Exploring the nature of the gestures (physical, politic, economic, affective, visceral) of the fleshly body/self in the creation of dwelling, I located my own body; its physicality, its memory(ies), its matter and actions as a place of evolving and evoking longing and belonging; dwelling in location and in the (im)material.
One particular interpretation that has me intrigued is the Judaic notion of dwelling (from the Hebrew shechinah) that locates home or shelter as including an understanding of the divine or the ma(r)king of the ordinary as sacred and refers also to non-material (but possibly inner and / or corporeal) sites/places that are temporary, shifting and in a constant yet changing relation with. I have also come across references from the Greek word ecology as meaning home in word and concept.
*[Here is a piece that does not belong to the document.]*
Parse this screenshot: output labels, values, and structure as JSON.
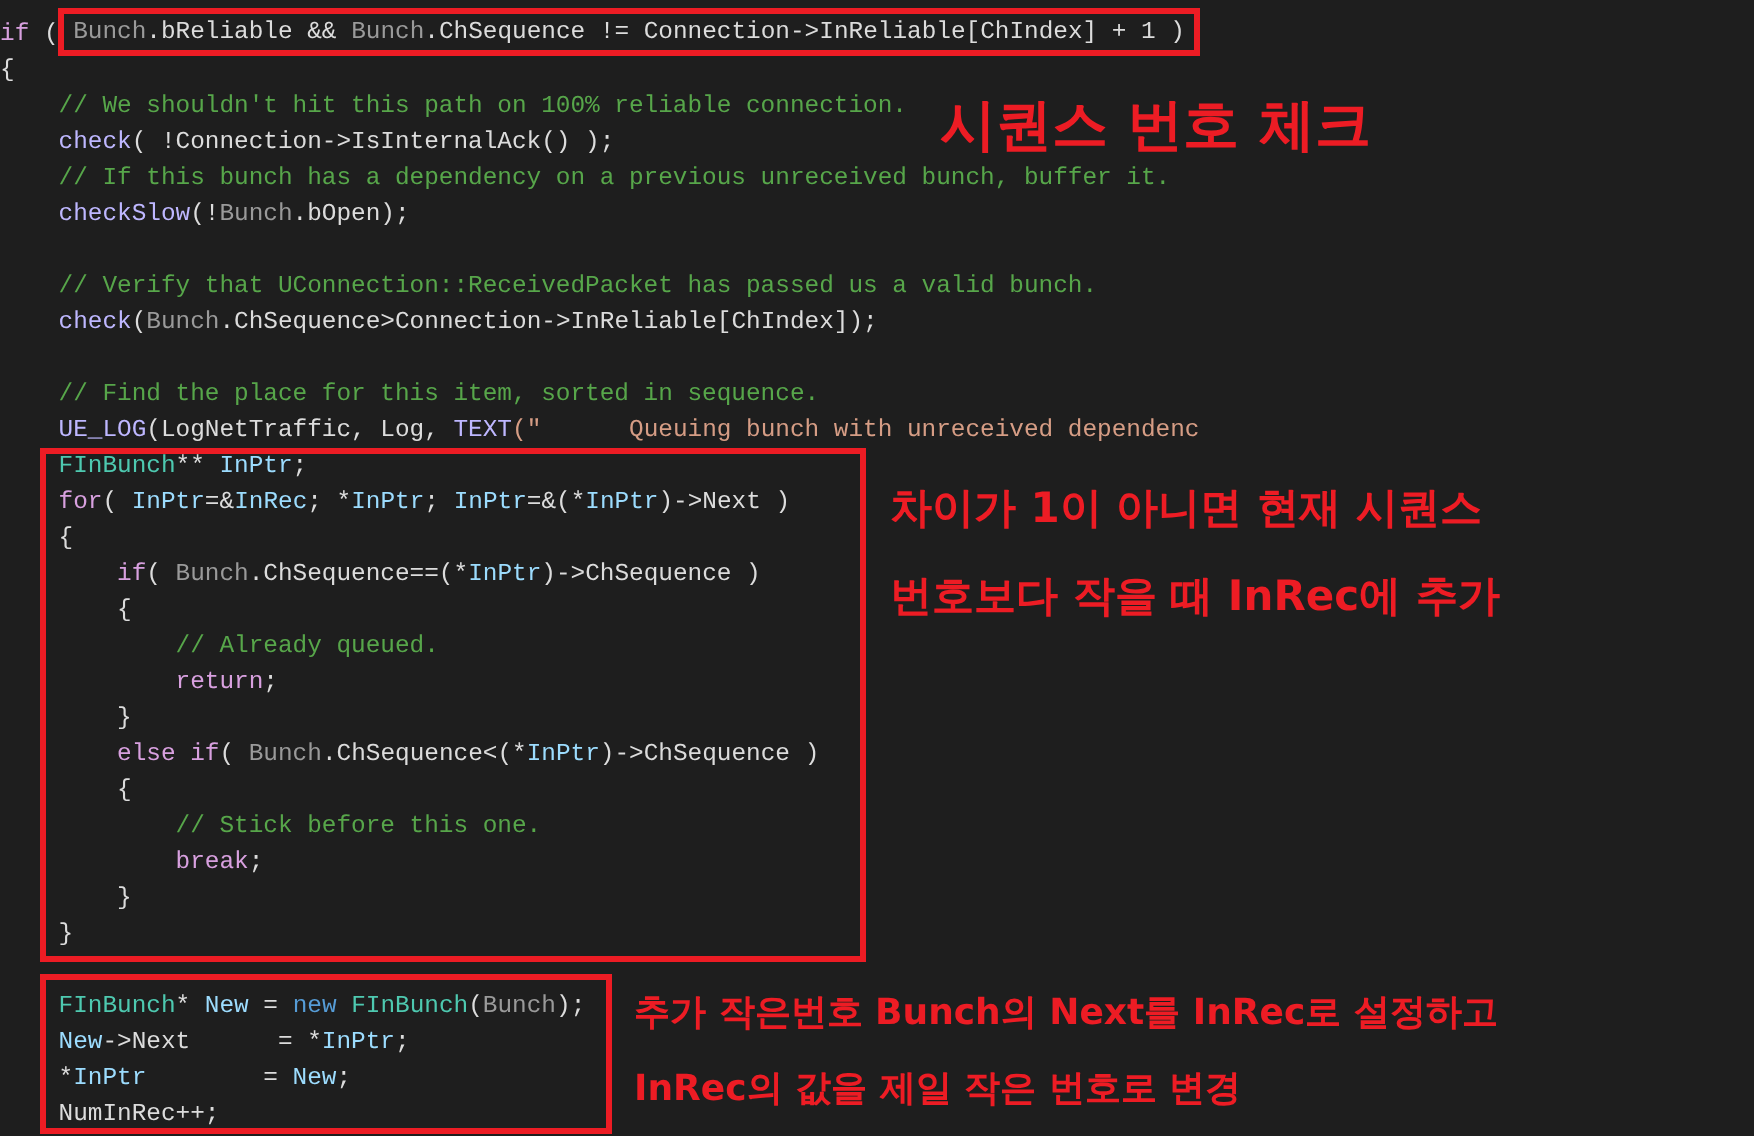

The places were publicized in part through a classified ad in Le Devoir, a local Montreal newspaper. The ad simply stated the location and times of my sitting, with only an image (detail) of my hands crocheting as a contextualizing agent.
The following is an excerpt from "Giving Voice: Storytelling, Interdisciplinarity and Healing" (Concordia University Magazine Vol 23, Number 1, March 2000).
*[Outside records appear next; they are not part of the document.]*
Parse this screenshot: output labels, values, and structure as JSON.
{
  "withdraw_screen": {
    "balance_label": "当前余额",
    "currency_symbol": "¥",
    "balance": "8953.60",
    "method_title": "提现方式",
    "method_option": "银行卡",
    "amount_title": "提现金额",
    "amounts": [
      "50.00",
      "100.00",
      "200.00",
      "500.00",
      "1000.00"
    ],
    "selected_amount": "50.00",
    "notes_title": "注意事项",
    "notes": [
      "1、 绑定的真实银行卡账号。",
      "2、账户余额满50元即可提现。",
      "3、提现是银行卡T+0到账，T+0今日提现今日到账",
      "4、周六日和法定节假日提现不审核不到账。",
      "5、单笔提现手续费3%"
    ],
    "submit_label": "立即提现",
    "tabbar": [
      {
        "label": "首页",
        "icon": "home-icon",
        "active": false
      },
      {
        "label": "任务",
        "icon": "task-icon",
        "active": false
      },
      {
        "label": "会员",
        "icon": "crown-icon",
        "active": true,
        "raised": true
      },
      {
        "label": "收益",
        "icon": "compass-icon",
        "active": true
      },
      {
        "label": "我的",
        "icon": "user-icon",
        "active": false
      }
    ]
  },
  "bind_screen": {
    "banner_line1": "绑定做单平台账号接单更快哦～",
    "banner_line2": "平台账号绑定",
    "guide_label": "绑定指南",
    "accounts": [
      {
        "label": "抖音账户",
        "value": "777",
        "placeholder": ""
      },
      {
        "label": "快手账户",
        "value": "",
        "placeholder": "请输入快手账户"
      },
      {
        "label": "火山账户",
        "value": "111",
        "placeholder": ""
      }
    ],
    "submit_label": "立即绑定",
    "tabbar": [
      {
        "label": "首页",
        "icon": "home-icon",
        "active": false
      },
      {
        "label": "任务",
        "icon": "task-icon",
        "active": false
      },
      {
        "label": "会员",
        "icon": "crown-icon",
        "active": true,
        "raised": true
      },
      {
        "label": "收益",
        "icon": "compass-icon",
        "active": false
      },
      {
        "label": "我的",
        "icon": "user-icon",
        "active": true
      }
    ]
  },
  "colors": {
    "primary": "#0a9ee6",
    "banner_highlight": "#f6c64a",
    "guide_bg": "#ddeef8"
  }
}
Once, while I was sitting barefoot peeling beets in a white dress on rue Notre Dame marking the arson that had destroyed my home and the bulk of my life's work, a woman bending low under a full load of grocery bags made her way slowly across the street and stopped directly in front of me. Without so much as a hello, she said "I don't know what it is that you are doing - but let me tell you, I understand it." "But you know," she continued, "it doesn't matter how fast you peel those beets, or for how long, you cannot go faster than time." And with the gift of her words still resonating in my heart, she walked away.
A few years later while sitting barefoot again - this time at the plaza by the Musée d'art Contemporain - actively crocheting as part of another durational performative work, an elderly woman with a deeply lined face and kindly eyes stopped. Unlike in the previous story, this woman did ask me what I was doing. I responded to her question by saying that I was crocheting and that I would continue to crochet five hours a day, every day, for eights weeks in different public settings around Montreal. I crocheted in yellow when I was alone, and switched to the colour purple when someone cared to stop. This woman sighed deeply and began to tell of her life under the Chilean regime of General Pinochet. She spoke of how her family was scattered and how her memories still held pain and sorrow. She spoke for nearly an hour, addressing her words as much to herself, as to me. All the while, I was crocheting continuous circular rows in purple. When she came to the end of her expression, her eyes welled up with tears and with a voice full of all that she was feeling, said "I am so pleased that you changed to purple when I came to speak with you, because I deserve to be in someone's story."